In a surprising turn of events, New Zealand’s new ruling coalition, comprised of the National Party, New Zealand First party, and ACT New Zealand, has decided to abandon the proposed generational tobacco ban, signaling a departure from the impractical and divisive measures introduced by the outgoing Labour Party government. This move not only sets New Zealand apart but also prompts a reevaluation of nicotine regulations worldwide, particularly in the context of harm reduction.
The generational tobacco ban, which aimed to prohibit the sale of tobacco to anyone born on or after January 1, 2009, was met with skepticism from various quarters. Critics argued that such a blanket prohibition was not only impractical but also risked enriching tobacco smugglers and undermining respect for the law. The coalition’s decision to scrap this initiative is a commendable step towards acknowledging the flaws in an unworkable policy.
This shift presents an opportunity for a more nuanced and evidence-based approach to harm reduction. Instead of outright bans, the focus could shift towards regulating and promoting safer alternatives, such as nicotine pouches.
Nicotine pouches, a smokeless and discreet alternative, have gained popularity globally as a harm reduction tool. With the withdrawal of the generational tobacco ban, New Zealand has the chance to embrace innovative harm-reduction strategies that prioritize public health while respecting individual choices.
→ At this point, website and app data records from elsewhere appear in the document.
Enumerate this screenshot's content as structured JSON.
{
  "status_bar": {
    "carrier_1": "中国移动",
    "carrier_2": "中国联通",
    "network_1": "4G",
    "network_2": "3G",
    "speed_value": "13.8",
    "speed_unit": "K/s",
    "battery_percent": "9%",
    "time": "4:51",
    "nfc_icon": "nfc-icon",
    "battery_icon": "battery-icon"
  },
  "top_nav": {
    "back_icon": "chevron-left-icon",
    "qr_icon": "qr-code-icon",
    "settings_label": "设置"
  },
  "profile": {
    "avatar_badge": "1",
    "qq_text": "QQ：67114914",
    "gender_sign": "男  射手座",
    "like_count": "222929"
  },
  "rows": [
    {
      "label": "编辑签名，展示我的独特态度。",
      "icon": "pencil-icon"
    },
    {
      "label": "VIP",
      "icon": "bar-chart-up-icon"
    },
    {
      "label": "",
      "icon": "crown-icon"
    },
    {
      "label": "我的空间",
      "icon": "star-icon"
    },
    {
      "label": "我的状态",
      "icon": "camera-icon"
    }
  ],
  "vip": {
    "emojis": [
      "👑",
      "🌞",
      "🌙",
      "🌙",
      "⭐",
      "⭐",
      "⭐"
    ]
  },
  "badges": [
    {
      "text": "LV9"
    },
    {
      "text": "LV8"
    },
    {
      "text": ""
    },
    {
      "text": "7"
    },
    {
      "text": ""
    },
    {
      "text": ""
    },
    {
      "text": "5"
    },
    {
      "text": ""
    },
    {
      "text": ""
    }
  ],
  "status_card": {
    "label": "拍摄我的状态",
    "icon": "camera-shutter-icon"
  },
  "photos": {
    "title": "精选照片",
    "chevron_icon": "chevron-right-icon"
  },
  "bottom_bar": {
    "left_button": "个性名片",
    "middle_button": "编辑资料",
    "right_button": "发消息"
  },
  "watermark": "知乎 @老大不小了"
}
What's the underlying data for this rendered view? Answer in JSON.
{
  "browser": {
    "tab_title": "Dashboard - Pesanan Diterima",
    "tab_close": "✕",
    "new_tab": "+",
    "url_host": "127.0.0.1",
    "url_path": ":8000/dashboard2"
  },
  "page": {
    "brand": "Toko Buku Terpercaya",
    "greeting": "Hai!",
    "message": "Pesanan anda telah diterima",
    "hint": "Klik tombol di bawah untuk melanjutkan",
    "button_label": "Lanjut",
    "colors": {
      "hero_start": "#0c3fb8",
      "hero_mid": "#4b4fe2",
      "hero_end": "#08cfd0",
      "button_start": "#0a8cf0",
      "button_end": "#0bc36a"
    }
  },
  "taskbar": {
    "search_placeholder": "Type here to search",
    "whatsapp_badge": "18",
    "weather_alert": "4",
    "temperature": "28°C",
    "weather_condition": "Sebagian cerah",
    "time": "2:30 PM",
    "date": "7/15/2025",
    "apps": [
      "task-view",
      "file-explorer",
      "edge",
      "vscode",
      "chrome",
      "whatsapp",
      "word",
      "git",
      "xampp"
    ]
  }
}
These pouches offer a cleaner nicotine delivery system, reducing the risks associated with traditional smoking.
The coalition’s commitment to reforming the regulation of vaping, smokeless tobacco, and oral nicotine products is a positive move. However, it is crucial to strike a balance between regulation and accessibility. Overly restrictive measures could inadvertently push individuals back towards traditional tobacco products, defeating the purpose of harm reduction initiatives.
The anti-smoking laws passed in December 2022 also included reductions in nicotine levels allowed in smoked tobacco products and a significant cut in the number of retailers selling tobacco. This reduction in retail outlets could further motivate smokers to explore alternative, less harmful options like nicotine pouches. By revisiting these restrictions, the government has the opportunity to encourage a more diverse market of harm reduction products.
It’s noteworthy that the coalition agreement aims to improve the effectiveness, efficiency, and responsiveness of public services. Repealing amendments to the Smokefree Environments and Regulated Products Act 1990, removing requirements for denicotisation, and abandoning the generational ban demonstrate a commitment to evidence-based policy-making that considers the practical implications for businesses and individuals alike.
As the world grapples with the challenges of tobacco regulation, New Zealand’s shift away from an unrealistic generational ban opens the door for a more pragmatic and flexible approach. By embracing harm reduction strategies and recognizing the potential of alternative products like nicotine pouches, New Zealand could set a progressive example for other nations to follow in the quest for a smoke-free future.